> _What is being asked_
Once you have checked each line below for the word "posta", give the number of lines that have it and nothing further.

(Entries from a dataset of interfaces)
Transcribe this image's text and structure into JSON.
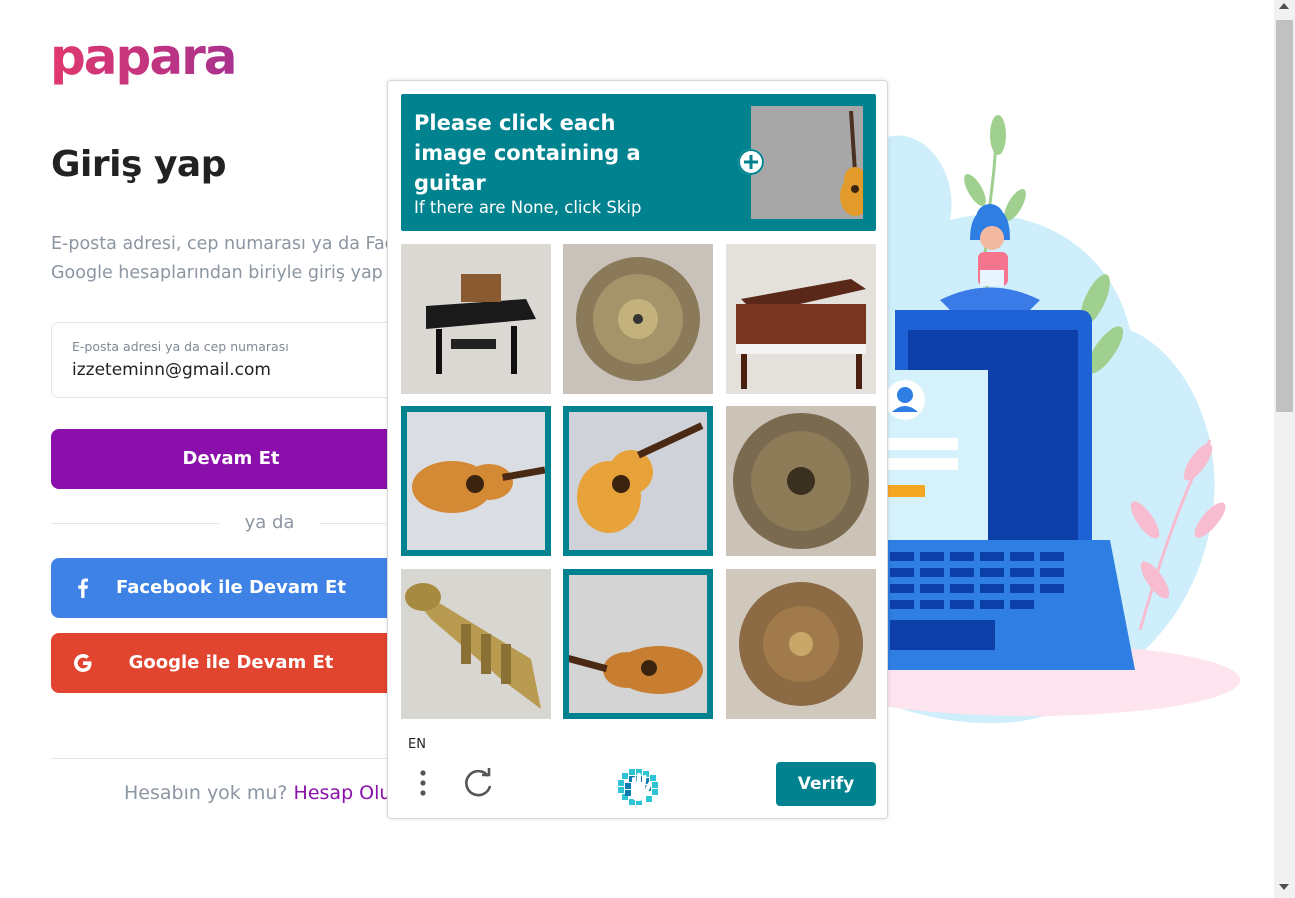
{
  "brand": {
    "logo_text": "papara",
    "colors": {
      "purple": "#8a0fab",
      "facebook": "#3f82e6",
      "google": "#e1442f",
      "captcha_teal": "#00838f"
    }
  },
  "login": {
    "title": "Giriş yap",
    "subtitle_line1": "E-posta adresi, cep numarası ya da Facebook,",
    "subtitle_line2": "Google hesaplarından biriyle giriş yap",
    "email_label": "E-posta adresi ya da cep numarası",
    "email_value": "izzeteminn@gmail.com",
    "continue_button": "Devam Et",
    "or_text": "ya da",
    "facebook_button": "Facebook ile Devam Et",
    "google_button": "Google ile Devam Et",
    "signup_question": "Hesabın yok mu?",
    "signup_link": "Hesap Oluştur"
  },
  "captcha": {
    "prompt": "Please click each image containing a guitar",
    "hint": "If there are None, click Skip",
    "language": "EN",
    "verify_button": "Verify",
    "icons": {
      "menu": "more-vertical-icon",
      "refresh": "refresh-icon",
      "logo": "hcaptcha-hand-icon",
      "expand": "plus-circle-icon"
    },
    "tiles": [
      {
        "content": "grand piano",
        "selected": false
      },
      {
        "content": "cymbal",
        "selected": false
      },
      {
        "content": "upright piano",
        "selected": false
      },
      {
        "content": "acoustic guitar",
        "selected": true
      },
      {
        "content": "acoustic guitar",
        "selected": true
      },
      {
        "content": "cymbal",
        "selected": false
      },
      {
        "content": "trumpet",
        "selected": false
      },
      {
        "content": "acoustic guitar",
        "selected": true
      },
      {
        "content": "cymbal",
        "selected": false
      }
    ]
  }
}
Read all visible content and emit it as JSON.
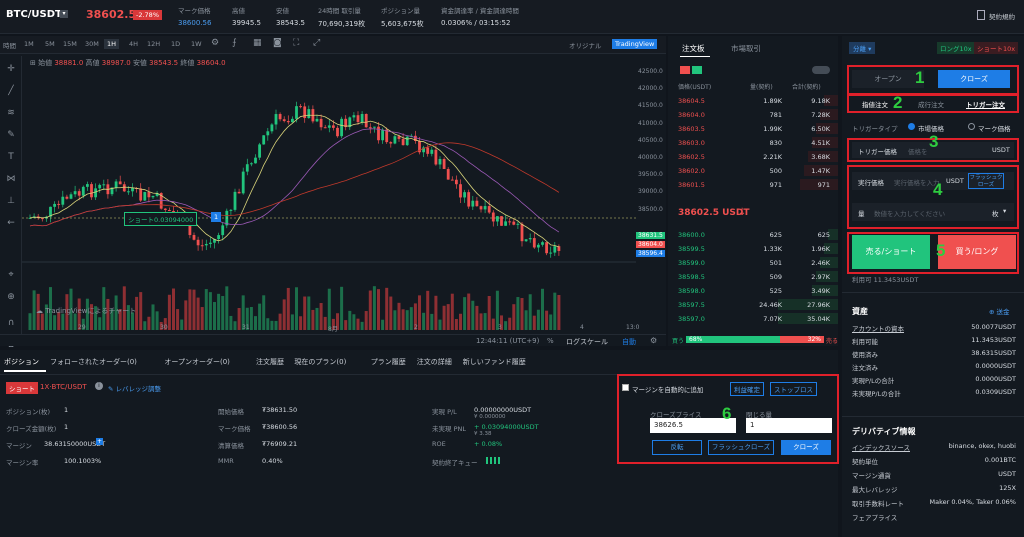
{
  "header": {
    "pair": "BTC/USDT",
    "price": "38602.5",
    "change": "-2.78%",
    "mark_label": "マーク価格",
    "mark_value": "38600.56",
    "high_label": "高値",
    "high_value": "39945.5",
    "low_label": "安値",
    "low_value": "38543.5",
    "vol_label": "24時間 取引量",
    "vol_value": "70,690,319枚",
    "pos_label": "ポジション量",
    "pos_value": "5,603,675枚",
    "funding_label": "資金調達率 / 資金調達時間",
    "funding_value": "0.0306% / 03:15:52",
    "agreement": "契約規約"
  },
  "chart": {
    "timeframe_label": "時間",
    "timeframes": [
      "1M",
      "5M",
      "15M",
      "30M",
      "1H",
      "4H",
      "12H",
      "1D",
      "1W"
    ],
    "views": [
      "オリジナル",
      "TradingView"
    ],
    "ohlc": {
      "o_label": "始値",
      "o": "38881.0",
      "h_label": "高値",
      "h": "38987.0",
      "l_label": "安値",
      "l": "38543.5",
      "c_label": "終値",
      "c": "38604.0"
    },
    "short_label": "ショート0.03094000",
    "short_count": "1",
    "yaxis": [
      "42500.0",
      "42000.0",
      "41500.0",
      "41000.0",
      "40500.0",
      "40000.0",
      "39500.0",
      "39000.0",
      "38500.0"
    ],
    "price_tags": [
      "38631.5",
      "38604.0",
      "38596.4"
    ],
    "xaxis": [
      "29",
      "30",
      "31",
      "8月",
      "2",
      "3",
      "4",
      "13:0"
    ],
    "clock": "12:44:11 (UTC+9)",
    "percent": "%",
    "log": "ログスケール",
    "auto": "自動",
    "watermark": "TradingViewによるチャート"
  },
  "orderbook": {
    "tabs": [
      "注文板",
      "市場取引"
    ],
    "headers": [
      "価格(USDT)",
      "量(契約)",
      "合計(契約)"
    ],
    "asks": [
      [
        "38604.5",
        "1.89K",
        "9.18K"
      ],
      [
        "38604.0",
        "781",
        "7.28K"
      ],
      [
        "38603.5",
        "1.99K",
        "6.50K"
      ],
      [
        "38603.0",
        "830",
        "4.51K"
      ],
      [
        "38602.5",
        "2.21K",
        "3.68K"
      ],
      [
        "38602.0",
        "500",
        "1.47K"
      ],
      [
        "38601.5",
        "971",
        "971"
      ]
    ],
    "last": "38602.5 USDT",
    "last_arrow": "↓",
    "bids": [
      [
        "38600.0",
        "625",
        "625"
      ],
      [
        "38599.5",
        "1.33K",
        "1.96K"
      ],
      [
        "38599.0",
        "501",
        "2.46K"
      ],
      [
        "38598.5",
        "509",
        "2.97K"
      ],
      [
        "38598.0",
        "525",
        "3.49K"
      ],
      [
        "38597.5",
        "24.46K",
        "27.96K"
      ],
      [
        "38597.0",
        "7.07K",
        "35.04K"
      ]
    ],
    "buy_label": "買う",
    "buy_pct": "68%",
    "sell_pct": "32%",
    "sell_label": "売る"
  },
  "panel": {
    "margin_mode": "分離",
    "long_label": "ロング10x",
    "short_label": "ショート10x",
    "open": "オープン",
    "close": "クローズ",
    "order_types": [
      "指値注文",
      "成行注文",
      "トリガー注文"
    ],
    "trigger_type": "トリガータイプ",
    "market_price": "市場価格",
    "mark_price": "マーク価格",
    "trigger_price": "トリガー価格",
    "price_placeholder": "価格を",
    "usdt": "USDT",
    "exec_price": "実行価格",
    "exec_placeholder": "実行価格を入力",
    "flash_close": "フラッシュクローズ",
    "qty_label": "量",
    "qty_placeholder": "数値を入力してください",
    "qty_unit": "枚",
    "sell_btn": "売る/ショート",
    "buy_btn": "買う/ロング",
    "available": "利用可 11.3453USDT",
    "assets_title": "資産",
    "transfer": "送金",
    "assets": [
      [
        "アカウントの資本",
        "50.0077USDT"
      ],
      [
        "利用可能",
        "11.3453USDT"
      ],
      [
        "使用済み",
        "38.6315USDT"
      ],
      [
        "注文済み",
        "0.0000USDT"
      ],
      [
        "実現P/Lの合計",
        "0.0000USDT"
      ],
      [
        "未実現P/Lの合計",
        "0.0309USDT"
      ]
    ],
    "deriv_title": "デリバティブ情報",
    "deriv": [
      [
        "インデックスソース",
        "binance, okex, huobi"
      ],
      [
        "契約単位",
        "0.001BTC"
      ],
      [
        "マージン通貨",
        "USDT"
      ],
      [
        "最大レバレッジ",
        "125X"
      ],
      [
        "取引手数料レート",
        "Maker 0.04%, Taker 0.06%"
      ],
      [
        "フェアプライス",
        ""
      ]
    ]
  },
  "positions": {
    "tabs": [
      "ポジション",
      "フォローされたオーダー(0)",
      "オープンオーダー(0)",
      "注文履歴",
      "現在のプラン(0)",
      "プラン履歴",
      "注文の詳細",
      "新しいファンド履歴"
    ],
    "tag": "ショート",
    "pair": "1X·BTC/USDT",
    "leverage": "レバレッジ調整",
    "fields": [
      [
        "ポジション(枚)",
        "1"
      ],
      [
        "クローズ金額(枚)",
        "1"
      ],
      [
        "マージン",
        "38.63150000USDT"
      ],
      [
        "マージン率",
        "100.1003%"
      ]
    ],
    "fields2": [
      [
        "開始価格",
        "₮38631.50"
      ],
      [
        "マーク価格",
        "₮38600.56"
      ],
      [
        "清算価格",
        "₮76909.21"
      ],
      [
        "MMR",
        "0.40%"
      ]
    ],
    "fields3": [
      [
        "実現 P/L",
        "0.00000000USDT"
      ],
      [
        "未実現 PNL",
        "+ 0.03094000USDT"
      ],
      [
        "ROE",
        "+ 0.08%"
      ],
      [
        "契約終了キュー",
        ""
      ]
    ],
    "pl_sub": "¥ 0.000000",
    "pnl_sub": "¥ 3.38",
    "auto_margin": "マージンを自動的に追加",
    "tp_sl": "利益確定",
    "stop_loss": "ストップロス",
    "close_price_label": "クローズプライス",
    "close_qty_label": "閉じる量",
    "close_price": "38626.5",
    "close_qty": "1",
    "reverse": "反転",
    "flash_close": "フラッシュクローズ",
    "close_btn": "クローズ"
  },
  "annotations": [
    "1",
    "2",
    "3",
    "4",
    "5",
    "6"
  ],
  "colors": {
    "accent": "#1e7de6",
    "green": "#21c47d",
    "red": "#f0504f",
    "annotation": "#e0202a"
  }
}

> _Exercise answer_
2